Ease of Use and Connect-ability:
This home theater system is very easy to use and connects to virtually anything. The on screen display is easy to follow whether playing a data disc (CD-R with pictures or other files on it), USB drive contents, or music CD. There is also a small screen on the unit itself that displays information such as: track number, volume, surround mode, or equalizer selection.
The unit has stereo audio inputs, a digital audio input, and stereo audio inputs for a television. Video can be transmitted over standard, S, or component video cables. The unit also has an included AM antenna and RF jack for the AM/FM receiver that is built in. You can preset 42 channels on each frequency and select them using directional buttons on the remote.
The remote control lets you scroll through DVD functions and inputs with ease. There are a total of 6 inputs including:digital, auxiliary, TV, tuner, disc, and USB that appear on the top of the remote or can be accessed by pressing the function button on the DVD player's main unit. You can choose your audio mode (Dolby, surround, multi or stereo) by pressing the Surr. button on the bottom of the remote. Pressing the sound button allows you to scroll through the different preset equalizers, there are different equalizer sets for playing movies than for listening to auxiliary devices or playing a CD.
I have two principal complaints about this system, 1) there is no option to set a custom equalizer and 2) the remote is two small and hard to see in the dark. Relating to my first complaint, this system sounds superb when watching DVD movies but the preset equalizers sell the systems capabilities short when listening to music. Bass response and volume do not seem to reach full potential when listening to a CD or MP3 off of a USB port. The radio sounds good on this system but I think it could sound better with a custom equalizer.
I have found one way around my listening frustrations however, I just plug my computers sound card into the digital audio input and set the computers equalizer. If you don't have a computer with a sound card then this won't work for you, but for me the ability to connect this system to my computer is its saving grace. When I use the computer and Windows media player equalizers I get the bass and treble responses that I always knew this system was capable of. The sound quality of computer games like San Andreas also comes off quite well with this set up.

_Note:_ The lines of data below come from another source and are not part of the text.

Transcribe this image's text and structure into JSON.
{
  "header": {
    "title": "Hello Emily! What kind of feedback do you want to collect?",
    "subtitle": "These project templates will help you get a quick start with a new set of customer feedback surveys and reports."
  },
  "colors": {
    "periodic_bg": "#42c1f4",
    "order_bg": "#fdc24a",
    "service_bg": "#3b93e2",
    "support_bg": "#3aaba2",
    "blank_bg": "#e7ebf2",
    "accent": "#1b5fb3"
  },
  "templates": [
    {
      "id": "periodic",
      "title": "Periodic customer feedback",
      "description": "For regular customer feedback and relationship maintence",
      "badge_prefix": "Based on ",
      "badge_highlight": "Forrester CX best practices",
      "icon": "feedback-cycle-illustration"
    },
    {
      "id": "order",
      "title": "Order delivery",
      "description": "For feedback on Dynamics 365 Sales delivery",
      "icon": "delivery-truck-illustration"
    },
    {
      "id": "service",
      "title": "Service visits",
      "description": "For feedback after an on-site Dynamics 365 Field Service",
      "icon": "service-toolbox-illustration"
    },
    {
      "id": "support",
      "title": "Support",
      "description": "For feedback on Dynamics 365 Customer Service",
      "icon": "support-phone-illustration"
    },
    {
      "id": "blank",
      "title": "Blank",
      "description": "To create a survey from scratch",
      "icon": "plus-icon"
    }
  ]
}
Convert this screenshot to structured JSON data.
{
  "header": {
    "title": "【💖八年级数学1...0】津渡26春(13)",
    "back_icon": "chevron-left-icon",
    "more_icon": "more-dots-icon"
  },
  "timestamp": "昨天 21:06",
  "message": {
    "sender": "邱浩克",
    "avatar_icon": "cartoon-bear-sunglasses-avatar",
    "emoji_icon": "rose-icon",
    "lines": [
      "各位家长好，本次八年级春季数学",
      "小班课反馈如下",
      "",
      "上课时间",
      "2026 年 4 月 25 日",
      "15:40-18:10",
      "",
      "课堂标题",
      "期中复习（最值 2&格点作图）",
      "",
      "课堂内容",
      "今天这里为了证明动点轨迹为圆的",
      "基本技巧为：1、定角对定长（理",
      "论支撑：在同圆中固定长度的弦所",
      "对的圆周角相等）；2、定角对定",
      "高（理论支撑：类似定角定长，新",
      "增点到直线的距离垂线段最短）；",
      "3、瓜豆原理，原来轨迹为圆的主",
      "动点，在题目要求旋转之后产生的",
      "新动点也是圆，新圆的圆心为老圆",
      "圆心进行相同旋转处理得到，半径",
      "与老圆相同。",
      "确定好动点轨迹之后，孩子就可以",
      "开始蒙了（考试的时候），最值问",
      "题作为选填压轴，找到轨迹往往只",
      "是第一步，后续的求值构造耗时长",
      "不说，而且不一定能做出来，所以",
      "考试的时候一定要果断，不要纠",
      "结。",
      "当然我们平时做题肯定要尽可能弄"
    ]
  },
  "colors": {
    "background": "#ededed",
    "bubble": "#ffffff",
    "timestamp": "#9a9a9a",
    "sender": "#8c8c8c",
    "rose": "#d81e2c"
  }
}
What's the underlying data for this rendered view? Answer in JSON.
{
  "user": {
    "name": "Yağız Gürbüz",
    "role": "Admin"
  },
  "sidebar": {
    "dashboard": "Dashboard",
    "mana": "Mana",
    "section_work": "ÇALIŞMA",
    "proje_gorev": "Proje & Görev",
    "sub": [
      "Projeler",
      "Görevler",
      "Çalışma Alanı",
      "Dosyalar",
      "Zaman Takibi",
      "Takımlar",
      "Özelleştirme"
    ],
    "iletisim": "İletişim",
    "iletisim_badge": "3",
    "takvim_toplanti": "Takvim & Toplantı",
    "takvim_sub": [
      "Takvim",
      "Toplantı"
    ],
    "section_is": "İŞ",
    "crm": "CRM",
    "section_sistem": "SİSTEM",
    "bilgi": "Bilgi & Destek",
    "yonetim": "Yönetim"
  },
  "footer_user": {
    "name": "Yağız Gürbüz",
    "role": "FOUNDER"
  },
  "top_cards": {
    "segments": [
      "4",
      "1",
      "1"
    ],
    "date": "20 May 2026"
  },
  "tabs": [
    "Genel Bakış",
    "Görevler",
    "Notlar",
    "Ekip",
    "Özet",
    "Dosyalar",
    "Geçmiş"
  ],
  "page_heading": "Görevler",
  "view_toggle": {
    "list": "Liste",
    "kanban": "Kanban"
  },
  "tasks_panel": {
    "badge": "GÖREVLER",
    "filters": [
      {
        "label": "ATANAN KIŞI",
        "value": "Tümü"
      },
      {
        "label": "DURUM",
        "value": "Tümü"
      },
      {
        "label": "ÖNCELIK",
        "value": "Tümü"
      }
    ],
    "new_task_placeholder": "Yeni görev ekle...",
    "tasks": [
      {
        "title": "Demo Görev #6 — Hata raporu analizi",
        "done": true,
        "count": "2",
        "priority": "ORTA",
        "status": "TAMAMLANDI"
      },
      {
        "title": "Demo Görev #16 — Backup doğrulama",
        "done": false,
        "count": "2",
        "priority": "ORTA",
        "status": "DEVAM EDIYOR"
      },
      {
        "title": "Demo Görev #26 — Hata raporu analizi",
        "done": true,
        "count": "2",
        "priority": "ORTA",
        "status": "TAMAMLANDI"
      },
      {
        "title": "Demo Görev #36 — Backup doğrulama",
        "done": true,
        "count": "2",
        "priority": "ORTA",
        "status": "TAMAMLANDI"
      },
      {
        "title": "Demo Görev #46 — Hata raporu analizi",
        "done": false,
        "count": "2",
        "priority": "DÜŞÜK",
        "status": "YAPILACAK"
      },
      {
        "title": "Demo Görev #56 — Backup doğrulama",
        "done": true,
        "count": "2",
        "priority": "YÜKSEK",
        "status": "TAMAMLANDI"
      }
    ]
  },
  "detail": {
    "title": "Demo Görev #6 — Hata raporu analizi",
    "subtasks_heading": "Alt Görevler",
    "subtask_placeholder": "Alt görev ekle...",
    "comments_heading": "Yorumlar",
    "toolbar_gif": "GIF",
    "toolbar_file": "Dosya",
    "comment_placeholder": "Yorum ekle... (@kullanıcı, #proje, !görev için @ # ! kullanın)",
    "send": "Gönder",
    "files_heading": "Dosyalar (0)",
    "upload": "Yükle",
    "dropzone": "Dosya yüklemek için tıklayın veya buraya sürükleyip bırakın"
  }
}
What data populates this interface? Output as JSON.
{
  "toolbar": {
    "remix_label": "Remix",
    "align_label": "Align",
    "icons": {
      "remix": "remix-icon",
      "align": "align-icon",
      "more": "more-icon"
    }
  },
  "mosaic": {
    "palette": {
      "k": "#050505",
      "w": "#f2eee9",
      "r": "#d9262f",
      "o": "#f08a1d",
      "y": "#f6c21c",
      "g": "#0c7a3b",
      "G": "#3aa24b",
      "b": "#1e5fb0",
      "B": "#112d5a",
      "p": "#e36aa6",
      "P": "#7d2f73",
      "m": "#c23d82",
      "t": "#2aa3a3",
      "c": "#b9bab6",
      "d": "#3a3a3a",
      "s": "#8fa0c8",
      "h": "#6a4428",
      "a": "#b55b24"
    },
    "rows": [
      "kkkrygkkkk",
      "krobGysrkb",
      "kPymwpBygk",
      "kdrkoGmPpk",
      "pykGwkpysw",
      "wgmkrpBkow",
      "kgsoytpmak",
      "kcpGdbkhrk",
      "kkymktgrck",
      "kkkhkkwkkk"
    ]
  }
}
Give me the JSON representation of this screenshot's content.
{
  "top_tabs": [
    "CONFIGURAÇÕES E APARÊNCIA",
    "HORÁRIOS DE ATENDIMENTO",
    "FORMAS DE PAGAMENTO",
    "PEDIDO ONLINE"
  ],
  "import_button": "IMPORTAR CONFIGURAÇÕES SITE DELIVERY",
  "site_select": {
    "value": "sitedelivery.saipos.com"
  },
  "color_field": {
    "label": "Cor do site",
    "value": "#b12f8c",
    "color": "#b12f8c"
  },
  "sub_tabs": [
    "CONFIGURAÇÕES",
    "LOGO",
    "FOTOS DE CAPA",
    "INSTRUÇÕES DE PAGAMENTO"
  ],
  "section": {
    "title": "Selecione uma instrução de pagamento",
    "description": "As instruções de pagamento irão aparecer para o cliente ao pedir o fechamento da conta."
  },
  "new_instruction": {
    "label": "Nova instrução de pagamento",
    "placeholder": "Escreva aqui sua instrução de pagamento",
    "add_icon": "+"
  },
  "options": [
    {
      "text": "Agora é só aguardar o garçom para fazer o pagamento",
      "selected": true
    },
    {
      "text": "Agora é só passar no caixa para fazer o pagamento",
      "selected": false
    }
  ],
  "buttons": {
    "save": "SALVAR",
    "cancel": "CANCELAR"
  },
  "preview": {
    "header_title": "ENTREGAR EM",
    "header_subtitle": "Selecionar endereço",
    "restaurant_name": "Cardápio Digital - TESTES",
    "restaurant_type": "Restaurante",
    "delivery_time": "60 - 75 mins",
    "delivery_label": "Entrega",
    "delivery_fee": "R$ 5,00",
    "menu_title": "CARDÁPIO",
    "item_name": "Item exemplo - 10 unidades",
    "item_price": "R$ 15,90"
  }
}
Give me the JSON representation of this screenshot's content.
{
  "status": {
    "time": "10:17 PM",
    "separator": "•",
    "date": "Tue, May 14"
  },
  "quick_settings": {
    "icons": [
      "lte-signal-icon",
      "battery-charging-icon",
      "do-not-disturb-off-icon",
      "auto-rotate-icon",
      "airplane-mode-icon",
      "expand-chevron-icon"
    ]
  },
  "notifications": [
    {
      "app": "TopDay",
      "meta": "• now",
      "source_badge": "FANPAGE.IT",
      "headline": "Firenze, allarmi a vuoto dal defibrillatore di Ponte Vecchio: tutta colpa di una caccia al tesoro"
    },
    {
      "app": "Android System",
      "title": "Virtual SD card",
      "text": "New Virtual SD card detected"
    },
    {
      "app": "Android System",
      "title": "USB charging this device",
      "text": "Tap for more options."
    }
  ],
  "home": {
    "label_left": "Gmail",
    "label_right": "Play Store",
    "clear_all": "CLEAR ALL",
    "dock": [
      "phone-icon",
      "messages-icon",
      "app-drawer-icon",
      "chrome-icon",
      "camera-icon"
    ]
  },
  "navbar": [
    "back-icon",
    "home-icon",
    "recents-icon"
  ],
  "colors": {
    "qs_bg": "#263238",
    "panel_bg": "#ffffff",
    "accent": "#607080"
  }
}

As for my second complaint, my primary use of this system is watching movies. I like to watch movies in the dark for the full theater effect. The remote has relatively small buttons that do not glow in the dark and this annoys me, enough said.
Overall this home theater system meets all of my needs, I wanted better sound for my big screen, computer, and Playstation. I needed a new DVD player and stereo system. I got all of those things and more with the ability to play files off of a USB flash drive and CD-R discs. The picture quality is great, sound completely envelopes you, and user friendliness is not an issue. If you want high priced performance in a lower cost system, the Philips HTS3440 is the right match for you.